A great deal (if not all) Natural Language Processing is done these days using some kind of Finite State Machine (FSM). It's pretty simple (really, it is indeed simple). As the name implies, there are a fixed number of possible states in some system. A current state is determined by past states of the system. As such, it can be said to record information about the past, i.e., it reflects the input changes from the system start to the present moment.
Noam Chomsky claimed in Syntactic
Structures (1957) that a human "grammar" ( which
is now referred to as CHL, for Computation of Human Language (Chomsky
(1995)) could not be an FSM. This view is, of course, quite
challenging to the thousands of men and women who work daily to write
NLP software using an underlying FSM. The crux of the argument is
Principle: For a computational device to be Markovian, it can only make reference to the current state that the device is in, when deciding what the next state of the device can be; it cannot, for example, make reference to alternative states, earlier states, future states, or , as a consequence of its being a formal system, factors outside of the computational device. (cf. Mark Baltin, NYU http://linguistics.as.nyu.edu/docs/IO/2637/KASELL-paper.pdf)
There are some (many) very technical (empirical) arguments against FSM is the underlying mechanism for CHL - but, let's not worry about those (of course, it behooves anyone who wishes to engage in a discussion of these matters to know that a great deal of thought has gone into this, and perhaps it would be better to be informed of this, than not). If we look at the requirements with a simple eye, it really says that for us to create a unique sentence in our language - which we do all the time - our brain can not "look at" anything except what has come before it, it seems a bit limiting. I mean, it is easy to come up with a million sentences which have knowledge of universal ideas, derived meanings from the lexicon, and even what happens next.
I have had a revelation lately: it is not wise to debate this point in my filed. But the reason it is not wise is NOT that it is contentious, and will cause people to dislike me (even though, hey, it was Chomsky's idea, not mine). There is a better reason: it doesn't matter. The principles behind Chomsky's argument are valid for the performance of NLP software, regardless of what machine these software systems use!

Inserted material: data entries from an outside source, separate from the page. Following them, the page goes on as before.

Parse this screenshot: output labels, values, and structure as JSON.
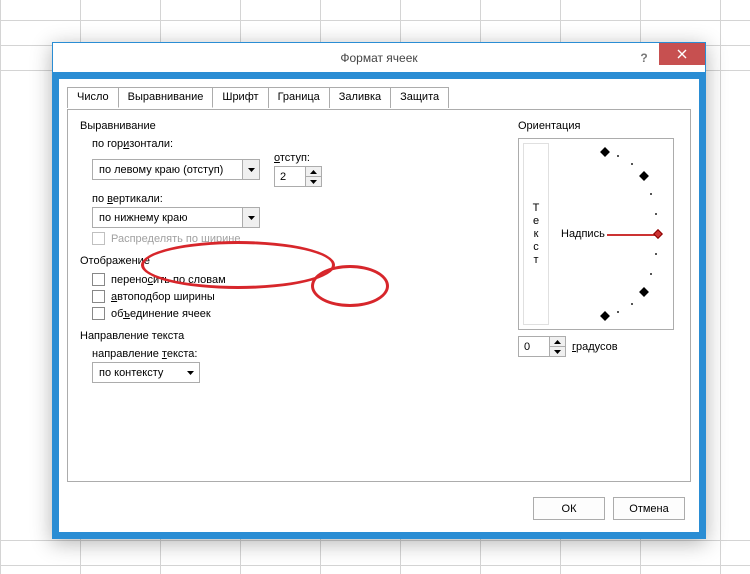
{
  "dialog": {
    "title": "Формат ячеек",
    "help": "?",
    "tabs": [
      "Число",
      "Выравнивание",
      "Шрифт",
      "Граница",
      "Заливка",
      "Защита"
    ],
    "active_tab": 1
  },
  "alignment": {
    "group_label": "Выравнивание",
    "horizontal_label": "по горизонтали:",
    "horizontal_value": "по левому краю (отступ)",
    "indent_label": "отступ:",
    "indent_value": "2",
    "vertical_label": "по вертикали:",
    "vertical_value": "по нижнему краю",
    "justify_distributed_label": "Распределять по ширине"
  },
  "display": {
    "group_label": "Отображение",
    "wrap_text_label": "переносить по словам",
    "shrink_label": "автоподбор ширины",
    "merge_label": "объединение ячеек"
  },
  "direction": {
    "group_label": "Направление текста",
    "field_label": "направление текста:",
    "value": "по контексту"
  },
  "orientation": {
    "group_label": "Ориентация",
    "vertical_text": "Текст",
    "label_center": "Надпись",
    "degrees_value": "0",
    "degrees_label": "градусов"
  },
  "footer": {
    "ok": "ОК",
    "cancel": "Отмена"
  },
  "chart_data": null
}
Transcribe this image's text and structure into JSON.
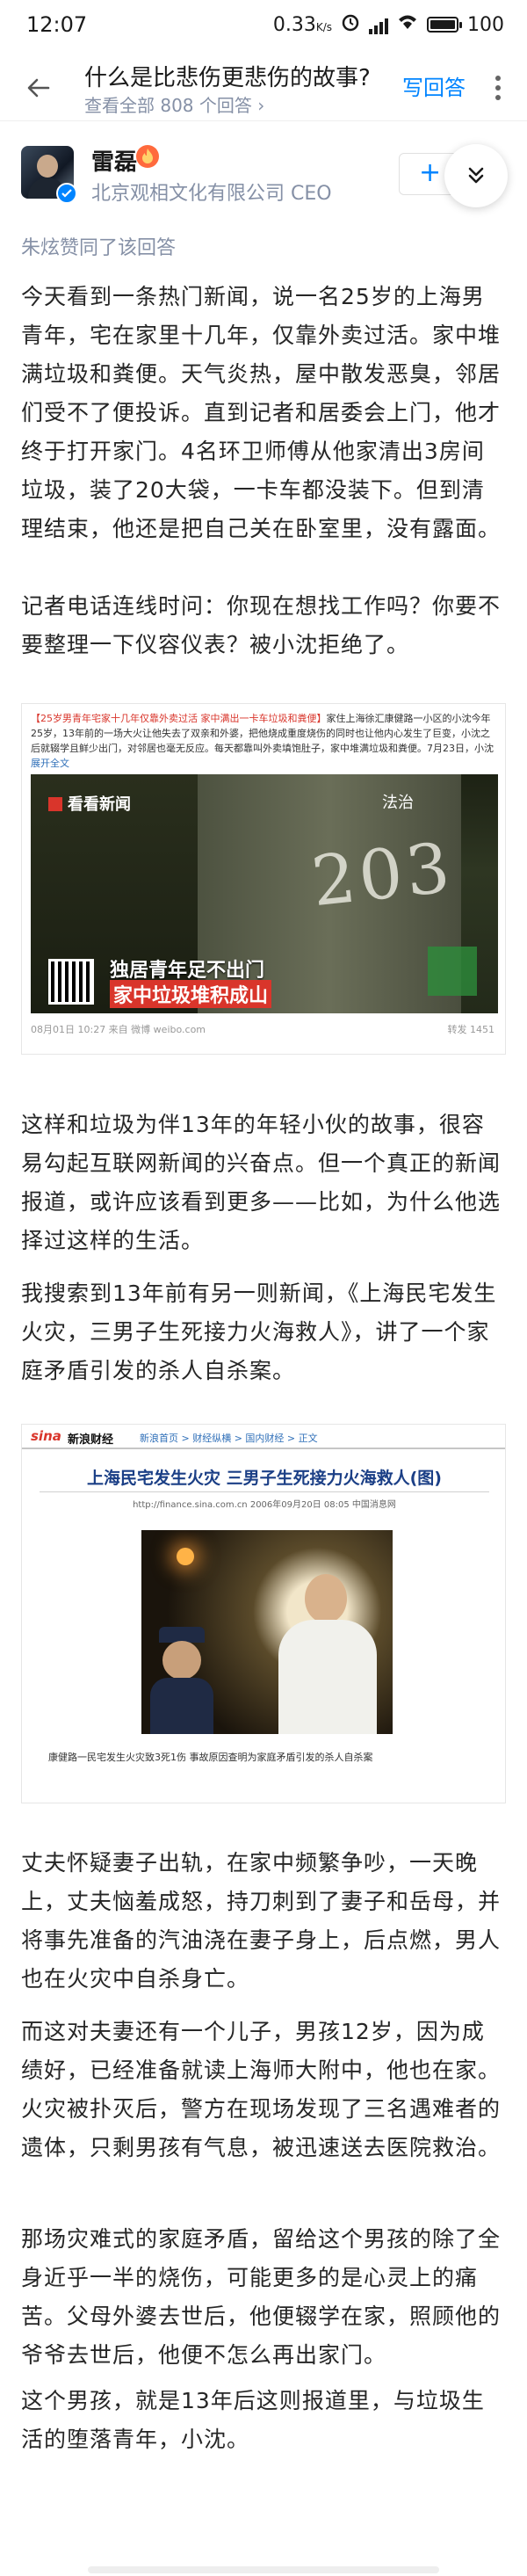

Principle: The issue of how much information is available to the grammar, viewed as a computational device that computes structures, is called the issue of computational complexity. The computational powers of various grammars, and the capacity of recognition devices to characterize as licit or not the structures that they generate, has been the province of mathematical linguistics (cf. Mark Baltin, NYU http://linguistics.as.nyu.edu/docs/IO/2637/KASELL-paper.pdf)
In the midst of all that fine verbiage is the simple notion that the computational power of your NLP system is a direct function of the amount of information you can provide to it, and, likewise, the performance of your NLP system is directly limited by the amount of information you provide to it.
The revelation, then, is as follows: if we are going to make non-Markovian grammars, since we will need to have references to anything outside the immediately previous state, then we will have to find out how to do this with utter efficiency, as it will increase the computational complexity (and therefore reduce the performance) exponentially (in the mathematical sense). I think we can all agree on that.
But we can not avoid the deficiency in a system which can have no external reference. It will simply not come close to human language. Even FSM advocates must agree on that.
But it doesn't mean we're in trouble. Just means we will have to be clever. It may be possible to leave the "grammar" - i.e. the decision mechanism - as an FSM, requiring the lowest computational power, but combine this with other FSMs, also efficient, that derive other relevant states to that of the "grammar". The end result, then, could be a federation of FSM outputs, also generated by an FSM.